There’s a place on the Mersey estuary, very close to where I grew up, called Rock Park. In the olden days it must have been a very desirable place. Before they built the oil terminals, before the ship building and other industry spread all along the river, this part of the river must have been a beautiful waterfront. There are still very large and very grand private houses there, many of them listed buildings, but now surrounded by council houses, a bypass, and the very sad-looking river. It’s looking up though and I think the residents all round are starting to make it a better place again. I only had eyes for the colours and textures but a proper photo-journalist job would have shown the regeneration as well.
I think you have to work to get autumn colour in this country. It doesn’t all come at the same time and in the same place so you have to keep going out looking for it. Calderdale is blessed with lots of old broadleaf woods and gets some wonderful colour at this time of year, though it will be better still towards the end of October. The colours are only just starting at the moment and there is still plenty of rich green around.
In response to The Daily Post’s weekly photo challenge: “Grid.”
I had some time to kill yesterday and wandered round a National Trust property called Dunham Park with my Olympus OMD-EM10. I fancied square format pictures. This is a nice thing about mirrorless cameras, you can choose an aspect ratio and that’s what you’ll see in the viewfinder. Square turns out to be a nice shape for flower pictures.
When I got home and started processing in Lightroom there was something odd. The Lightroom controls seemed different. It turned out I had been shooting in JPEG instead of RAW. Not even high-resolution JPEG. It was set to the M(N) setting, which is Medium resolution, Normal quality. I was first of all furious, then worried, then became a lot less bothered. It wasn’t “serious” shooting, just snapping while I had time to kill. Also, turns out that the JPEGs can take plenty of processing in Lightroom without degrading, at least for web reproduction. Finally, the look of them is very good out of the camera.

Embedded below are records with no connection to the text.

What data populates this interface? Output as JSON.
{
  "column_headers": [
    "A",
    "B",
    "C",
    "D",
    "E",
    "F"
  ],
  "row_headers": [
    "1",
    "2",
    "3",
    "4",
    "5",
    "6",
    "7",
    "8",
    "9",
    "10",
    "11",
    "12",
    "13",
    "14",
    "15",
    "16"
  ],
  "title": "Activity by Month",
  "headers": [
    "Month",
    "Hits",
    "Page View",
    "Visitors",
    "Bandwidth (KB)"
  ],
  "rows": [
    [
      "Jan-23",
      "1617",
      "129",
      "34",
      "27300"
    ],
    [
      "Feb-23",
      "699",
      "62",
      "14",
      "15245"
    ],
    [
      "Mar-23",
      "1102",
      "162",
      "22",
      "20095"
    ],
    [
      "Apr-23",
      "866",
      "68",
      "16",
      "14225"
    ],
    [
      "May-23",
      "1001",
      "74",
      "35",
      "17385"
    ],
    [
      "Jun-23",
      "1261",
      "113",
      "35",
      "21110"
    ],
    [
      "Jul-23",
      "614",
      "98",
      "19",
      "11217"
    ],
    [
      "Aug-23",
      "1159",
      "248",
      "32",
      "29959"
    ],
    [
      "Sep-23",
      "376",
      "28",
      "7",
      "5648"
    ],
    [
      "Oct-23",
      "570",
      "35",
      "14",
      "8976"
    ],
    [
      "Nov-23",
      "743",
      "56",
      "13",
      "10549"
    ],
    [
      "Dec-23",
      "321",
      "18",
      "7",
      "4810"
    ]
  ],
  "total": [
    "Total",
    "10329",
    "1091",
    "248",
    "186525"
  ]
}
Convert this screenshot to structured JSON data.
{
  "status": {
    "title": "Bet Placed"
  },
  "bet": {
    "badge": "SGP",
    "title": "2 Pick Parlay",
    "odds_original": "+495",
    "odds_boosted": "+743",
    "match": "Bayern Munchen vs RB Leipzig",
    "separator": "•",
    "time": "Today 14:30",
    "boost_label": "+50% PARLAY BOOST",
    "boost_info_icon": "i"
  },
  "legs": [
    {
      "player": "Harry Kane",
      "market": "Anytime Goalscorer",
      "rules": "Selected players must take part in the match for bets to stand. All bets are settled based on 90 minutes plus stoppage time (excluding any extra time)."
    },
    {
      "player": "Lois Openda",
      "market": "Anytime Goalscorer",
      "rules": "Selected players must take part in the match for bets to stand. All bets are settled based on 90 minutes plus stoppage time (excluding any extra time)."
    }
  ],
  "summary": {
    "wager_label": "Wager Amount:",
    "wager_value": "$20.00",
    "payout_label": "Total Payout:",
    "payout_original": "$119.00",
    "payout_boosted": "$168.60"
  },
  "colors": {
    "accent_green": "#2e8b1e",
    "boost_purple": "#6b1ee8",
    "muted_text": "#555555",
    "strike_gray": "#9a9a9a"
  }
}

Our local monument, seen from Heptonstall, with Hebden Bridge in the valley below.
In one of the James Bond novels Bond’s boss M, the head of the secret service, asks an eminent neurologist for his opinions of Bond’s health. The eminent man says “Courage is a capital sum reduced by expenditure.”

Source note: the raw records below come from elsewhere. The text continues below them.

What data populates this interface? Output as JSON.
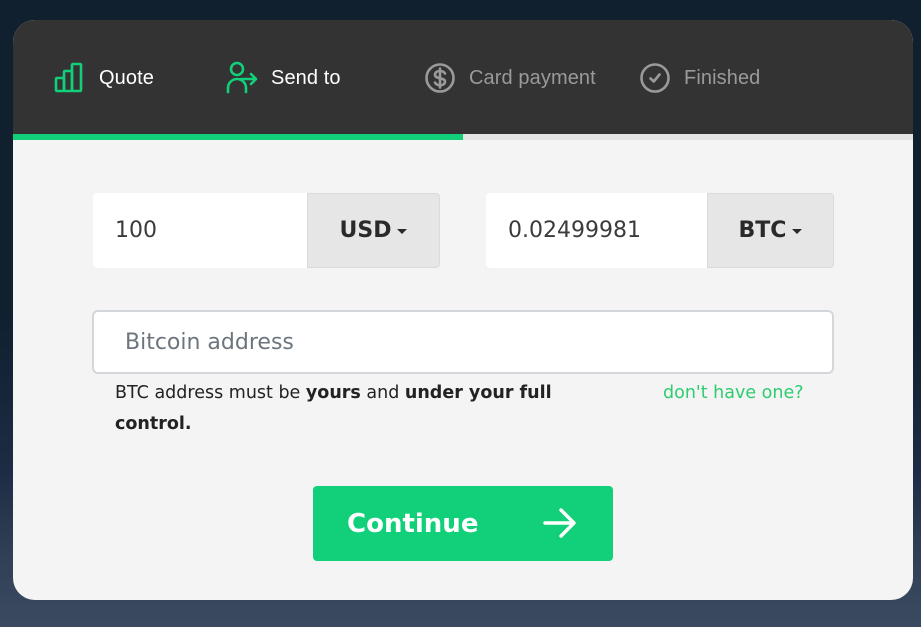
{
  "steps": [
    {
      "label": "Quote",
      "icon": "bar-chart-icon",
      "state": "active"
    },
    {
      "label": "Send to",
      "icon": "user-send-icon",
      "state": "active"
    },
    {
      "label": "Card payment",
      "icon": "dollar-circle-icon",
      "state": "inactive"
    },
    {
      "label": "Finished",
      "icon": "check-circle-icon",
      "state": "inactive"
    }
  ],
  "progress": {
    "percent": 50
  },
  "quote": {
    "fiat_amount": "100",
    "fiat_currency": "USD",
    "crypto_amount": "0.02499981",
    "crypto_currency": "BTC"
  },
  "address": {
    "placeholder": "Bitcoin address",
    "value": ""
  },
  "hint": {
    "part1": "BTC address must be ",
    "bold1": "yours",
    "part2": " and ",
    "bold2": "under your full control."
  },
  "no_wallet_link": "don't have one?",
  "continue_label": "Continue",
  "colors": {
    "accent": "#12d07a",
    "header_bg": "#333333",
    "inactive_text": "#9a9a9a"
  }
}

I’ve noticed before on climbing holidays that as the days go by I get less and less able to do the routes because I have less and less courage left. Today I ran out, so we did three routes then called it a day.
We went to Saffres, a very impressive crag in a beautiful and peaceful spot. Not a single other climber visible, though we did hear some around the corner somewhere, making a bit of a racket. We found out later it was the local mountain rescue team practicing emergency rope techniques.
We started on the shortest and dirtiest part of the crag. This is a crag that reaches 40m+ of perfect sunwashed limestone but we chose a pair of 6m dirty chimneys to start with. Easy and unchallenging but we still enjoyed them.
Then a slightly harder route. The book said the start was hard and it was indeed something of an off-width struggle up a sickle-curved crack too narrow to be a chimney, too wide to be a crack and too polished to be comfortable. After that short and brutish introduction it turned into an easy, blocky and very enjoyable route.
Trying the next route on for size revealed the aforementioned lack of courage so we stopped there, still feeling like we’d had some good exercise after the sickle-shaped struggle.
All pictures are straight out of the camera with no post-processing, so perhaps not up to my usual standard.